Johnny Ramone, who died Sept. 15 in L.A. after a long battle with prostate cancer, wasn’t rock’s most virtuosic guitar player, but he was certainly one of its most significant. ”He was so influential that he was completely taken for granted,” says garage-rock guru and staunch Ramones fan Little Steven. Certainly, any ax player working in the punk or post-punk vein owes a direct debt to Johnny’s ferocious hyperspeed strum, which he could have trademarked.
Born John Cummings in 1948, he cofounded the Ramones — the band that effectively launched punk — with three other Forest Hills, Queens, misfits in 1974, continuing with them until their 1996 breakup. The third group member to die in the past three years, Johnny was easily the least cuddly Ramone: While Joey (who died in 2001 of lymphatic cancer) was a lovably goofy naïf, and Dee Dee (who OD’d in 2002) a charmingly addled burnout, Johnny was a clear-eyed hard-ass with a sound business head and miles of take-no-bull attitude.

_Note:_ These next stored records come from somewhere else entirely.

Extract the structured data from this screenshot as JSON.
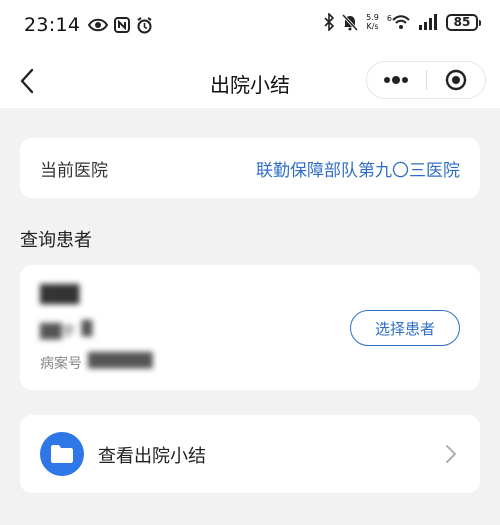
{
  "status_bar": {
    "time": "23:14",
    "network_speed_value": "5.9",
    "network_speed_unit": "K/s",
    "wifi_label": "6",
    "battery": "85"
  },
  "nav": {
    "title": "出院小结"
  },
  "hospital": {
    "label": "当前医院",
    "value": "联勤保障部队第九〇三医院"
  },
  "patient_section": {
    "title": "查询患者",
    "name": "███",
    "age": "██岁",
    "gender": "█",
    "case_label": "病案号",
    "case_number": "██████",
    "select_button": "选择患者"
  },
  "summary": {
    "label": "查看出院小结"
  },
  "colors": {
    "accent": "#2f6fc6",
    "folder": "#2f76e6",
    "background": "#f2f2f2"
  }
}
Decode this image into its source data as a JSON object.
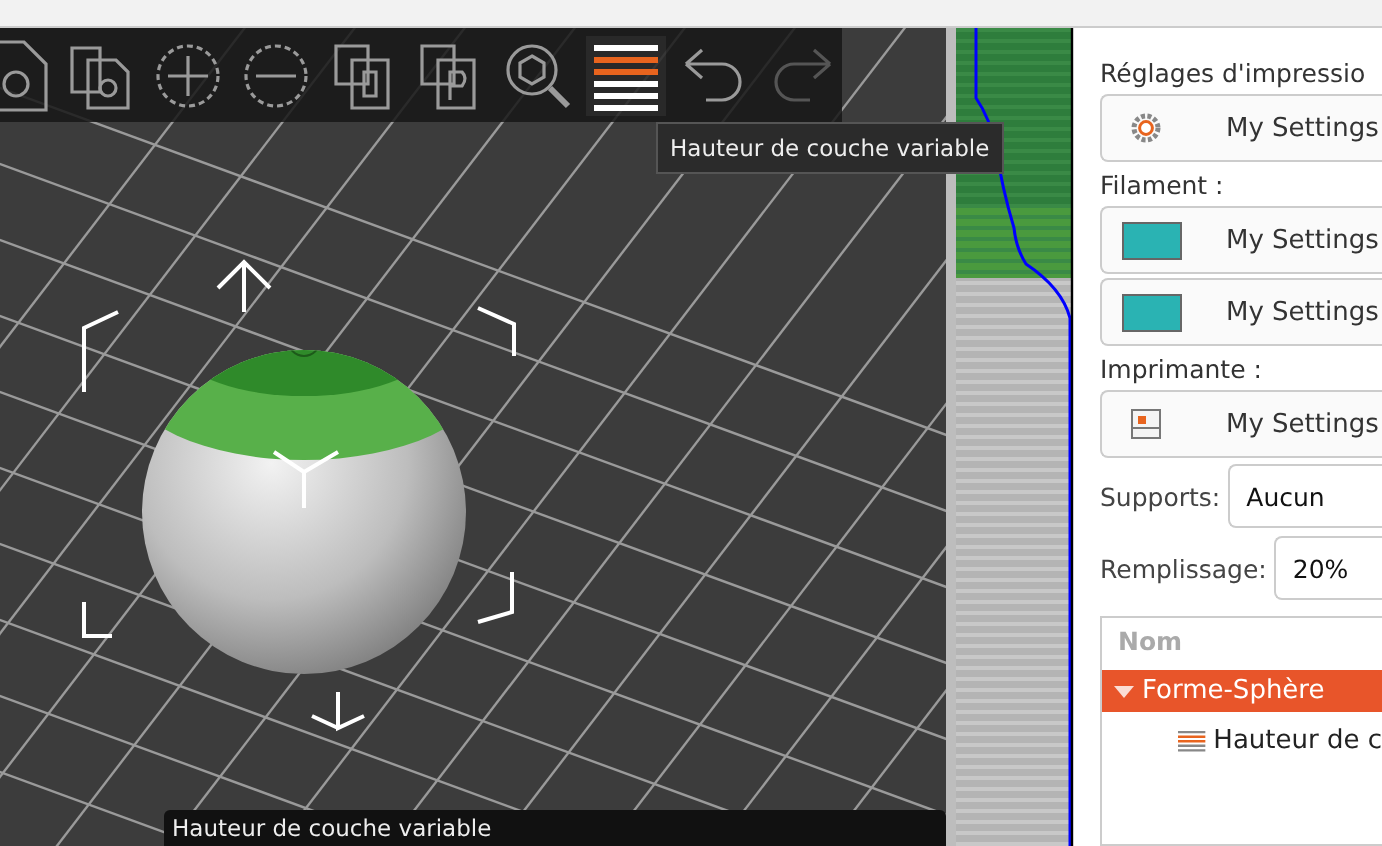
{
  "viewport": {
    "toolbar": [
      {
        "kind": "paste",
        "selected": false,
        "disabled": false
      },
      {
        "kind": "copy",
        "selected": false,
        "disabled": false
      },
      {
        "kind": "add",
        "selected": false,
        "disabled": false
      },
      {
        "kind": "remove",
        "selected": false,
        "disabled": false
      },
      {
        "kind": "split-objects",
        "selected": false,
        "disabled": false
      },
      {
        "kind": "split-parts",
        "selected": false,
        "disabled": false
      },
      {
        "kind": "search",
        "selected": false,
        "disabled": false
      },
      {
        "kind": "layers",
        "selected": true,
        "disabled": false
      },
      {
        "kind": "undo",
        "selected": false,
        "disabled": false
      },
      {
        "kind": "redo",
        "selected": false,
        "disabled": true
      }
    ],
    "toolbar_tooltip": "Hauteur de couche variable",
    "bottom_tooltip": "Hauteur de couche variable"
  },
  "sidebar": {
    "print_settings": {
      "label": "Réglages d'impressio",
      "value": "My Settings"
    },
    "filament": {
      "label": "Filament :",
      "items": [
        {
          "value": "My Settings",
          "color": "#2ab3b3"
        },
        {
          "value": "My Settings",
          "color": "#2ab3b3"
        }
      ]
    },
    "printer": {
      "label": "Imprimante :",
      "value": "My Settings"
    },
    "supports": {
      "label": "Supports:",
      "value": "Aucun"
    },
    "infill": {
      "label": "Remplissage:",
      "value": "20%"
    },
    "objects": {
      "header": "Nom",
      "items": [
        {
          "name": "Forme-Sphère",
          "selected": true,
          "expanded": true,
          "children": [
            {
              "name": "Hauteur de c",
              "selected": false
            }
          ]
        }
      ]
    }
  }
}
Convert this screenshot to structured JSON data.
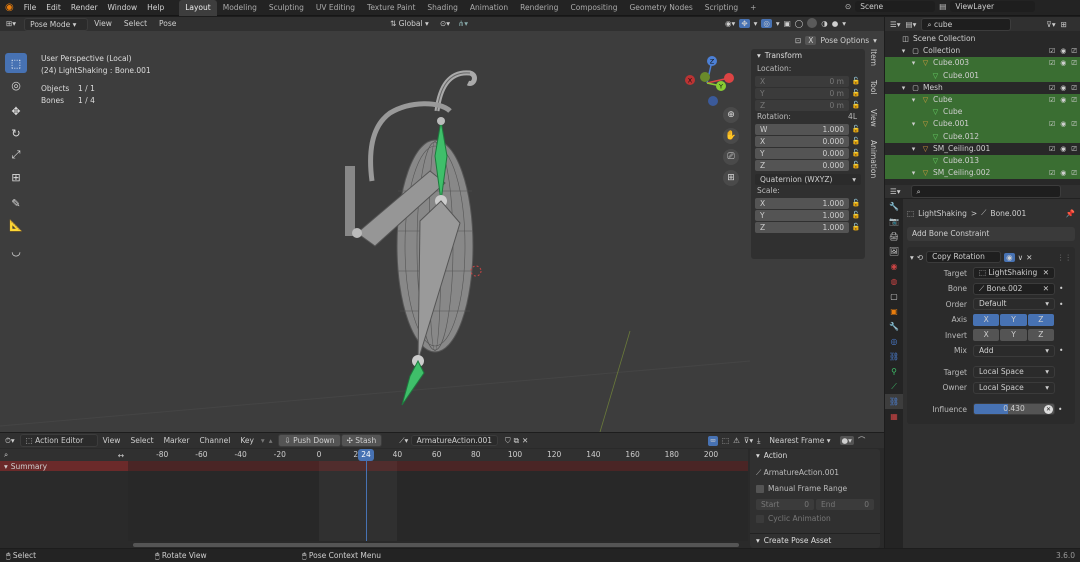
{
  "topbar": {
    "menus": [
      "File",
      "Edit",
      "Render",
      "Window",
      "Help"
    ],
    "workspaces": [
      "Layout",
      "Modeling",
      "Sculpting",
      "UV Editing",
      "Texture Paint",
      "Shading",
      "Animation",
      "Rendering",
      "Compositing",
      "Geometry Nodes",
      "Scripting"
    ],
    "active_workspace": "Layout",
    "add_tab": "+",
    "scene": "Scene",
    "view_layer": "ViewLayer"
  },
  "viewport": {
    "mode": "Pose Mode",
    "menus": [
      "View",
      "Select",
      "Pose"
    ],
    "orientation": "Global",
    "pose_options": "Pose Options",
    "info_title": "User Perspective (Local)",
    "info_sub": "(24) LightShaking : Bone.001",
    "objects_label": "Objects",
    "objects_val": "1 / 1",
    "bones_label": "Bones",
    "bones_val": "1 / 4",
    "gizmo": {
      "z": "Z",
      "y": "Y",
      "x": "X"
    }
  },
  "npanel": {
    "section": "Transform",
    "location_label": "Location:",
    "location": [
      {
        "axis": "X",
        "val": "0 m"
      },
      {
        "axis": "Y",
        "val": "0 m"
      },
      {
        "axis": "Z",
        "val": "0 m"
      }
    ],
    "rotation_label": "Rotation:",
    "rotation_mode_short": "4L",
    "rotation": [
      {
        "axis": "W",
        "val": "1.000"
      },
      {
        "axis": "X",
        "val": "0.000"
      },
      {
        "axis": "Y",
        "val": "0.000"
      },
      {
        "axis": "Z",
        "val": "0.000"
      }
    ],
    "rotation_mode": "Quaternion (WXYZ)",
    "scale_label": "Scale:",
    "scale": [
      {
        "axis": "X",
        "val": "1.000"
      },
      {
        "axis": "Y",
        "val": "1.000"
      },
      {
        "axis": "Z",
        "val": "1.000"
      }
    ],
    "tabs": [
      "Item",
      "Tool",
      "View",
      "Animation"
    ]
  },
  "outliner": {
    "search": "cube",
    "rows": [
      {
        "label": "Scene Collection",
        "indent": 0,
        "sel": false,
        "icon": "scene",
        "color": "#ddd"
      },
      {
        "label": "Collection",
        "indent": 1,
        "sel": false,
        "icon": "collection",
        "color": "#ddd"
      },
      {
        "label": "Cube.003",
        "indent": 2,
        "sel": true,
        "icon": "object",
        "color": "#e0a040"
      },
      {
        "label": "Cube.001",
        "indent": 3,
        "sel": true,
        "icon": "mesh",
        "color": "#6bd96b"
      },
      {
        "label": "Mesh",
        "indent": 1,
        "sel": false,
        "icon": "collection",
        "color": "#ddd"
      },
      {
        "label": "Cube",
        "indent": 2,
        "sel": true,
        "icon": "object",
        "color": "#e0a040"
      },
      {
        "label": "Cube",
        "indent": 3,
        "sel": true,
        "icon": "mesh",
        "color": "#6bd96b"
      },
      {
        "label": "Cube.001",
        "indent": 2,
        "sel": true,
        "icon": "object",
        "color": "#e0a040"
      },
      {
        "label": "Cube.012",
        "indent": 3,
        "sel": true,
        "icon": "mesh",
        "color": "#6bd96b"
      },
      {
        "label": "SM_Ceiling.001",
        "indent": 2,
        "sel": false,
        "icon": "object",
        "color": "#e0a040"
      },
      {
        "label": "Cube.013",
        "indent": 3,
        "sel": true,
        "icon": "mesh",
        "color": "#6bd96b"
      },
      {
        "label": "SM_Ceiling.002",
        "indent": 2,
        "sel": true,
        "icon": "object",
        "color": "#e0a040"
      }
    ]
  },
  "props": {
    "breadcrumb_obj": "LightShaking",
    "breadcrumb_sep": ">",
    "breadcrumb_bone": "Bone.001",
    "add_constraint": "Add Bone Constraint",
    "constraint_name": "Copy Rotation",
    "target_label": "Target",
    "target_val": "LightShaking",
    "bone_label": "Bone",
    "bone_val": "Bone.002",
    "order_label": "Order",
    "order_val": "Default",
    "axis_label": "Axis",
    "invert_label": "Invert",
    "xyz": [
      "X",
      "Y",
      "Z"
    ],
    "mix_label": "Mix",
    "mix_val": "Add",
    "target_space_label": "Target",
    "target_space": "Local Space",
    "owner_space_label": "Owner",
    "owner_space": "Local Space",
    "influence_label": "Influence",
    "influence_val": "0.430",
    "influence_fraction": 0.43
  },
  "action_editor": {
    "mode": "Action Editor",
    "menus": [
      "View",
      "Select",
      "Marker",
      "Channel",
      "Key"
    ],
    "push_down": "Push Down",
    "stash": "Stash",
    "action_name": "ArmatureAction.001",
    "snapping": "Nearest Frame",
    "summary": "Summary",
    "current_frame": "24",
    "ticks": [
      "-80",
      "-60",
      "-40",
      "-20",
      "0",
      "20",
      "40",
      "60",
      "80",
      "100",
      "120",
      "140",
      "160",
      "180",
      "200"
    ],
    "panel_title": "Action",
    "panel_action": "ArmatureAction.001",
    "manual_range": "Manual Frame Range",
    "start_label": "Start",
    "start_val": "0",
    "end_label": "End",
    "end_val": "0",
    "cyclic": "Cyclic Animation",
    "create_pose": "Create Pose Asset"
  },
  "status": {
    "select": "Select",
    "rotate": "Rotate View",
    "context": "Pose Context Menu",
    "version": "3.6.0"
  }
}
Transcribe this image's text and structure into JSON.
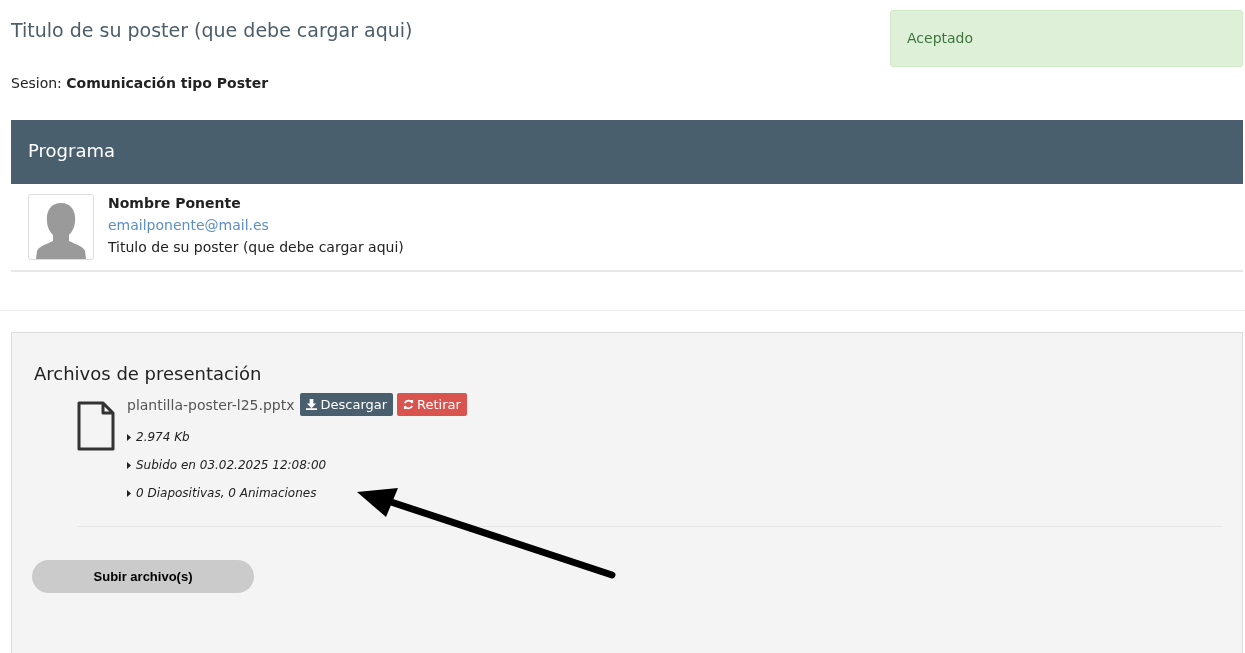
{
  "title": "Titulo de su poster (que debe cargar aqui)",
  "status": {
    "label": "Aceptado",
    "kind": "success"
  },
  "session": {
    "label": "Sesion:",
    "value": "Comunicación tipo Poster"
  },
  "program": {
    "heading": "Programa",
    "speakers": [
      {
        "name": "Nombre Ponente",
        "email": "emailponente@mail.es",
        "talk": "Titulo de su poster (que debe cargar aqui)"
      }
    ]
  },
  "files_panel": {
    "heading": "Archivos de presentación",
    "files": [
      {
        "name": "plantilla-poster-l25.pptx",
        "download": "Descargar",
        "remove": "Retirar",
        "details": [
          "2.974 Kb",
          "Subido en 03.02.2025 12:08:00",
          "0 Diapositivas, 0 Animaciones"
        ]
      }
    ],
    "upload_button": "Subir archivo(s)"
  }
}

He was also the group’s resident right-winger. ”God bless President Bush and God bless America,” he said when the Ramones were inducted into the Rock and Roll Hall of Fame in 2002. In recent days, illness had mellowed Johnny, according to Steve Miller, with whom he had been working on his memoirs. ”It has softened me up, and I liked the old me better,” he told Miller. ”I don’t even have the energy to be angry. I liked being angry.” For our part, we’re just angry he’s gone.